• Work instruction
Collect from the data below each line with "frontend".
#### Records for the task
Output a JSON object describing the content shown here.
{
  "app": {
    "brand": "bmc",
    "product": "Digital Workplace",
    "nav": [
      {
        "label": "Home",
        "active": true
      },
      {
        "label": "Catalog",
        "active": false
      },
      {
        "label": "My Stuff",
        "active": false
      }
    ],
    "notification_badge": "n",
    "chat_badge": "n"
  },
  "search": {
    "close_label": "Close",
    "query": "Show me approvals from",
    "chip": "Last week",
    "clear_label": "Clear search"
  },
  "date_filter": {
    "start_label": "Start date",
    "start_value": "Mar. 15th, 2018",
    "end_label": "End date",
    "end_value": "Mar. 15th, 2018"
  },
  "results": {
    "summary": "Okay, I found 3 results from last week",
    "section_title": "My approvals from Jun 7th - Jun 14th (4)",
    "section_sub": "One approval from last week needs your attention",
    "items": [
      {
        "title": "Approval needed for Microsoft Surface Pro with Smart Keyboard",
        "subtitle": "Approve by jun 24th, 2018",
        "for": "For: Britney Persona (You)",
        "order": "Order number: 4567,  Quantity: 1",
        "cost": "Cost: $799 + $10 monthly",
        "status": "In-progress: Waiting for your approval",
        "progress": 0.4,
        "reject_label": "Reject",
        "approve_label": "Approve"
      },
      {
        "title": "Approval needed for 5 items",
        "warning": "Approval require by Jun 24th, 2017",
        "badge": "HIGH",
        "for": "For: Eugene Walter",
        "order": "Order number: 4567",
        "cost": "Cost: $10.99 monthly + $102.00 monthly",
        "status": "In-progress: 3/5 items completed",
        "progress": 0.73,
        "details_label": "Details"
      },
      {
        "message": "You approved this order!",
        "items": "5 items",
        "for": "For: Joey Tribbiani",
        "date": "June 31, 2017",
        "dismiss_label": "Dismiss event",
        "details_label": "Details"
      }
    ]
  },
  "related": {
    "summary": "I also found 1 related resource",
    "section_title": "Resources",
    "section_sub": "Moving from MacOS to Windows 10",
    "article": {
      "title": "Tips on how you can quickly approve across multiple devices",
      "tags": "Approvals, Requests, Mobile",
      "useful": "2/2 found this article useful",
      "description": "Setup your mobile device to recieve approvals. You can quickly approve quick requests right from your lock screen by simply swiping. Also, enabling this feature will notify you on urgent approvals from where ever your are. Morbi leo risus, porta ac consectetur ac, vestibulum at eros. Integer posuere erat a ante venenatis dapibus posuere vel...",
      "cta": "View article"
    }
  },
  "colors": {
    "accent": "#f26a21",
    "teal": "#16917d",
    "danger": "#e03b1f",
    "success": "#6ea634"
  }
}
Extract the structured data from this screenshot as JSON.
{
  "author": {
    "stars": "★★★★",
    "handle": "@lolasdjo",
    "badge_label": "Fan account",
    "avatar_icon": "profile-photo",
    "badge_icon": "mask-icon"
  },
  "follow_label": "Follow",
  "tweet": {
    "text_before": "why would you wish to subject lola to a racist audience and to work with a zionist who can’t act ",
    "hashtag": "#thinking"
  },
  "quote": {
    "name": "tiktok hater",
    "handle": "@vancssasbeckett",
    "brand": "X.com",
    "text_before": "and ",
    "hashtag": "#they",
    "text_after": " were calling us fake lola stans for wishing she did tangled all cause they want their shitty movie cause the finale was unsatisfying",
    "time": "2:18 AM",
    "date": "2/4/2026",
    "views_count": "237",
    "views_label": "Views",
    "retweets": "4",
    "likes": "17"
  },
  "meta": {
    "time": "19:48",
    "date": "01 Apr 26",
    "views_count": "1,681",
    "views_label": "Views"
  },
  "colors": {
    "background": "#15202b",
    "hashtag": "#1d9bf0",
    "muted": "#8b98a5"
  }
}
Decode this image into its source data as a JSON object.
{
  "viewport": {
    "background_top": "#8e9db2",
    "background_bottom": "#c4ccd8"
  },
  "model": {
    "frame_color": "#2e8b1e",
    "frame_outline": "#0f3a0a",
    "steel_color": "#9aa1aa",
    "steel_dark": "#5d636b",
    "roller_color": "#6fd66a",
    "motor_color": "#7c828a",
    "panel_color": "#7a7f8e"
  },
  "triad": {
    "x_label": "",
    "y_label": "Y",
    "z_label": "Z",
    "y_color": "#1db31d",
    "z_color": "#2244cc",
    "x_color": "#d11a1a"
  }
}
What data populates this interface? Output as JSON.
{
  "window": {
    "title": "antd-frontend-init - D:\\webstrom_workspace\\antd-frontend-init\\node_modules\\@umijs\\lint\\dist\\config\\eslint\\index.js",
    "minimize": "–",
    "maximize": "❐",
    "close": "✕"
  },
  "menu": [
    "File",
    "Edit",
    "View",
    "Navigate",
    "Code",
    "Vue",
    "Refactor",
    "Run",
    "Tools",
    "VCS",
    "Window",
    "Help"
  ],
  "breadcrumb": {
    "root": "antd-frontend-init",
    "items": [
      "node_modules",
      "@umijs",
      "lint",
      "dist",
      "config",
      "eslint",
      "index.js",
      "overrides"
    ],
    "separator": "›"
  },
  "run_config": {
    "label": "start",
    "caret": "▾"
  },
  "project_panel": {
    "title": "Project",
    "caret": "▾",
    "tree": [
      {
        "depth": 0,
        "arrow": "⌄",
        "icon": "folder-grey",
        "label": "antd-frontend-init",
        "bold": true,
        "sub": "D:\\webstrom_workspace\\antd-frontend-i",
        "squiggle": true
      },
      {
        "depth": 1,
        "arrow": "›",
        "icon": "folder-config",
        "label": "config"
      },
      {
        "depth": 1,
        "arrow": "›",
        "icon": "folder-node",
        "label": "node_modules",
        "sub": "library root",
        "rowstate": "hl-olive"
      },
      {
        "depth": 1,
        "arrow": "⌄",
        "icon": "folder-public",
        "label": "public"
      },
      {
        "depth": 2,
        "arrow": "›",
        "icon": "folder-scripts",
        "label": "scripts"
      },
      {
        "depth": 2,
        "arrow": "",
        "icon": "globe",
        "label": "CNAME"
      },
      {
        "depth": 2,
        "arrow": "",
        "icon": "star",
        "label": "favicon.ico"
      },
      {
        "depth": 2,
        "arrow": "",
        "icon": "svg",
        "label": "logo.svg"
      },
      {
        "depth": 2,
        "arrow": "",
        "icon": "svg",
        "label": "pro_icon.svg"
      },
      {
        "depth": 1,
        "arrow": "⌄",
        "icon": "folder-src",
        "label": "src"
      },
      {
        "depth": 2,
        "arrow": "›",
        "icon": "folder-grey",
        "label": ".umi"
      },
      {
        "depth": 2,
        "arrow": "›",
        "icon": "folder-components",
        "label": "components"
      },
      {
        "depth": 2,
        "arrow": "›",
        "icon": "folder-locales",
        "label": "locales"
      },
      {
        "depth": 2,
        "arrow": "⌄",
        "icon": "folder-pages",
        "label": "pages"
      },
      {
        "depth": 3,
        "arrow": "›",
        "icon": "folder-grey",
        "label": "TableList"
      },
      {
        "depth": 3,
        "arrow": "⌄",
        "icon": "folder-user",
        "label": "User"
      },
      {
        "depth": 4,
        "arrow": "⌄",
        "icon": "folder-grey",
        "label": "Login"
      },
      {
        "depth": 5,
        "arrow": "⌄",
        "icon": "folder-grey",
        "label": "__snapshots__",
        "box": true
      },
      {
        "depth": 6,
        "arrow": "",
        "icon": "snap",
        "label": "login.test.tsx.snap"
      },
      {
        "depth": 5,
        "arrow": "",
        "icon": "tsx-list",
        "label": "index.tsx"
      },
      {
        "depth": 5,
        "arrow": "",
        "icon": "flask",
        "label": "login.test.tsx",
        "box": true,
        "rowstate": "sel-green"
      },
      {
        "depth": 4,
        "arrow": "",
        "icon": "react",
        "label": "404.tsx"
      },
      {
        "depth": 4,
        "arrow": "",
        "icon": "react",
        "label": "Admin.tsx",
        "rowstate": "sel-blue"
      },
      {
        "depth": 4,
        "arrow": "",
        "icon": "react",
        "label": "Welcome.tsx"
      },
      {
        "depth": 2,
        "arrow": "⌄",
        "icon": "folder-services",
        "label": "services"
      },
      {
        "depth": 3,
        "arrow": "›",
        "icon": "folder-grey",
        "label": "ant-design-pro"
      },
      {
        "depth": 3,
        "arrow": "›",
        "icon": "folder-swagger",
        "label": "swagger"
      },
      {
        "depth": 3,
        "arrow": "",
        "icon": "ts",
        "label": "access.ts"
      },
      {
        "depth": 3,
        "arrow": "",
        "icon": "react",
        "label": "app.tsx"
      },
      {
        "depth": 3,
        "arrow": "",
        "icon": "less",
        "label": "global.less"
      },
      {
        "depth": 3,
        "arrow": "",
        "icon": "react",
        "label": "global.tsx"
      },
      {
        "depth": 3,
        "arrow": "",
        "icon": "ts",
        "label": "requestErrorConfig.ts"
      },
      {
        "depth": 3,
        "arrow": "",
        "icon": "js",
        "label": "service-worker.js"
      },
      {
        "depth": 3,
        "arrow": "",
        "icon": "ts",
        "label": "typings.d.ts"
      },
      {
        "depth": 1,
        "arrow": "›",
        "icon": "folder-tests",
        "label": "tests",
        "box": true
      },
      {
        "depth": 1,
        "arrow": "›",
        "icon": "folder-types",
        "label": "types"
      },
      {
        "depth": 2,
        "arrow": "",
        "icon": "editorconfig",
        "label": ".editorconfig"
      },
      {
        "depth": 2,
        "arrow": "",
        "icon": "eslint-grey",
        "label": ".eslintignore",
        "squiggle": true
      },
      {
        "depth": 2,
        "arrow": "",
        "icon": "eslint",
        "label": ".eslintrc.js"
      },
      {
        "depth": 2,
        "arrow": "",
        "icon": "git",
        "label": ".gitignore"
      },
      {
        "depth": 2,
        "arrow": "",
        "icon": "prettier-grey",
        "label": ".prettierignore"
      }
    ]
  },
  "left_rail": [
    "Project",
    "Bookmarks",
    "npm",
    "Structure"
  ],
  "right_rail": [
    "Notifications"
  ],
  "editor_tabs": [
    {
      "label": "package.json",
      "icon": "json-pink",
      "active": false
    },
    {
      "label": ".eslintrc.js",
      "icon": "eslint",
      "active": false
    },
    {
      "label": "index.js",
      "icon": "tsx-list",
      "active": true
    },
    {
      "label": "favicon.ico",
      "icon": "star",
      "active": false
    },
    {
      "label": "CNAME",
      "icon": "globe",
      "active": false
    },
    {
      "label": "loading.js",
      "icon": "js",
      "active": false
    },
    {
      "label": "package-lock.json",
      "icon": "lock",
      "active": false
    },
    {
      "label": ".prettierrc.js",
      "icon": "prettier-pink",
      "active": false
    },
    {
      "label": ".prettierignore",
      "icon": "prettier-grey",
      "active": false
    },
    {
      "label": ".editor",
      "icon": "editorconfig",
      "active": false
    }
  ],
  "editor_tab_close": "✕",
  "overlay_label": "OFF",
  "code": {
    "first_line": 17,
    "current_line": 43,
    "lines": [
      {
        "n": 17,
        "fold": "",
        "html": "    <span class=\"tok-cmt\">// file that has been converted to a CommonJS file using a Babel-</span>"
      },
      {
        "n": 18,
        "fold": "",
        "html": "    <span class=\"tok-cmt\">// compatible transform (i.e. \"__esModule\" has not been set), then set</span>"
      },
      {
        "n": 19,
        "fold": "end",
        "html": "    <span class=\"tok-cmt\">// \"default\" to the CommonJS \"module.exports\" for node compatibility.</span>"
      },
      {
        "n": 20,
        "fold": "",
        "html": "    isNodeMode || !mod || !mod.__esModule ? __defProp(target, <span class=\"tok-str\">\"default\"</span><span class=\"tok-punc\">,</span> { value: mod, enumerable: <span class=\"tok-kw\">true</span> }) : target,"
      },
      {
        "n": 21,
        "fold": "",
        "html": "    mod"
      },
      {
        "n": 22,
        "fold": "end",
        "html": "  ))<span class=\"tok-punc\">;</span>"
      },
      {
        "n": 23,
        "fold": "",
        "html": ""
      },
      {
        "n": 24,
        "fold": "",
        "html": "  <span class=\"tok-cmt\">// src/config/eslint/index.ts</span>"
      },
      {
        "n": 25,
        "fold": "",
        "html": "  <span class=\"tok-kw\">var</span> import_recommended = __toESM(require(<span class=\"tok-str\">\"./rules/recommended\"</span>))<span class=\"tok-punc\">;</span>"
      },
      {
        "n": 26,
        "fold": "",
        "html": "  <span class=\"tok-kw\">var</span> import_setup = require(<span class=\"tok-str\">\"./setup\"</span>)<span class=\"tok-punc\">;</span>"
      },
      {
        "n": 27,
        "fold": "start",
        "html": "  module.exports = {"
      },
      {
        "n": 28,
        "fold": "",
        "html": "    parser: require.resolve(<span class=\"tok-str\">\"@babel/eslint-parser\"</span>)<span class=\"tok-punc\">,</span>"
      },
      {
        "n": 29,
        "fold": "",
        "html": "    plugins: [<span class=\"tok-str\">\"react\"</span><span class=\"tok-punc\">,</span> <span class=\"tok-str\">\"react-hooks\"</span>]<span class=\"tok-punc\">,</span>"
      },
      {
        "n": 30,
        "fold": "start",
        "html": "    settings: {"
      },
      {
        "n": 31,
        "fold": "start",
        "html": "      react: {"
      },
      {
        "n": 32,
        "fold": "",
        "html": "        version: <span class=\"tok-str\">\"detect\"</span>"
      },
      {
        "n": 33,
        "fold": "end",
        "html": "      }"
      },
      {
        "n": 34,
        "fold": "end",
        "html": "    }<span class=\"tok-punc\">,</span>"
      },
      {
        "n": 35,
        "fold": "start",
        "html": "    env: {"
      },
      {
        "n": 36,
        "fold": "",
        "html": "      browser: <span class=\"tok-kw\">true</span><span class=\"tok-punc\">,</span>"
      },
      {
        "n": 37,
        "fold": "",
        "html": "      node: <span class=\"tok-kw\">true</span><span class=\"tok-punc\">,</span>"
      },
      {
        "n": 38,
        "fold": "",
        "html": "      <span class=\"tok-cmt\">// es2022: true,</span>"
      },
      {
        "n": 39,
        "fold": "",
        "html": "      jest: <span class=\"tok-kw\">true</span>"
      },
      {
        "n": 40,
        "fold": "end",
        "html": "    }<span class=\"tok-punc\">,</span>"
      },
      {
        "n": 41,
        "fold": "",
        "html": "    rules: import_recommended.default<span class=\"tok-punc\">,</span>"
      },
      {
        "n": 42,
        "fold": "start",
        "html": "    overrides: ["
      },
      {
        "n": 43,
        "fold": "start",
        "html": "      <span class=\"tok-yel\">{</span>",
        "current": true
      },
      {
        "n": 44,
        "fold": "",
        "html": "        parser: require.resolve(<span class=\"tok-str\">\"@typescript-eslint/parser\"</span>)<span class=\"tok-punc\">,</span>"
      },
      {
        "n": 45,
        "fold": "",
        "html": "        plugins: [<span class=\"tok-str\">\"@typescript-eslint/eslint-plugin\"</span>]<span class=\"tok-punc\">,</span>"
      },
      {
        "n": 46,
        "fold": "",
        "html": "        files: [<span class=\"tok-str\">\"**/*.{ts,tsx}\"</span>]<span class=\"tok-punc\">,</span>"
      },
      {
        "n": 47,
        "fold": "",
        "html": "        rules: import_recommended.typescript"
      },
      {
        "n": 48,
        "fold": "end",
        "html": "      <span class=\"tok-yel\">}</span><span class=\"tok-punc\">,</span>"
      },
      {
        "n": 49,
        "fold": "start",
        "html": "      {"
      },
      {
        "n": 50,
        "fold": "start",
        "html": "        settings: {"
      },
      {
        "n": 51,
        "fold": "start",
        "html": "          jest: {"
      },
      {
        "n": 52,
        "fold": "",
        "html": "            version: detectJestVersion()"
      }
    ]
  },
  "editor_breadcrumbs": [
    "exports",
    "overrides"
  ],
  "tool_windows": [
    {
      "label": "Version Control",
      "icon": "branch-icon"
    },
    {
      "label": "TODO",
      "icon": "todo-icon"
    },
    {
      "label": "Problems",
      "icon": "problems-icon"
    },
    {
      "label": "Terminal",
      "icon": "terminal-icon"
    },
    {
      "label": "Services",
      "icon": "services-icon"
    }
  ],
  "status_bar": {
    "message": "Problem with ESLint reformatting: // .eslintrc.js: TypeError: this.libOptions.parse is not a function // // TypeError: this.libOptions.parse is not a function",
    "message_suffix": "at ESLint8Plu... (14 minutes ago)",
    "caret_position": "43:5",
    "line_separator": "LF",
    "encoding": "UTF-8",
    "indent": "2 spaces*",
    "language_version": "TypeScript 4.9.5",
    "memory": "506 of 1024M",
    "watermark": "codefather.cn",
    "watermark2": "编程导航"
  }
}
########
• Answer
    "title": "antd-frontend-init - D:\\webstrom_workspace\\antd-frontend-init\\node_modules\\@umijs\\lint\\dist\\config\\eslint\\index.js",
    "root": "antd-frontend-init",
        "label": "antd-frontend-init",
        "sub": "D:\\webstrom_workspace\\antd-frontend-i",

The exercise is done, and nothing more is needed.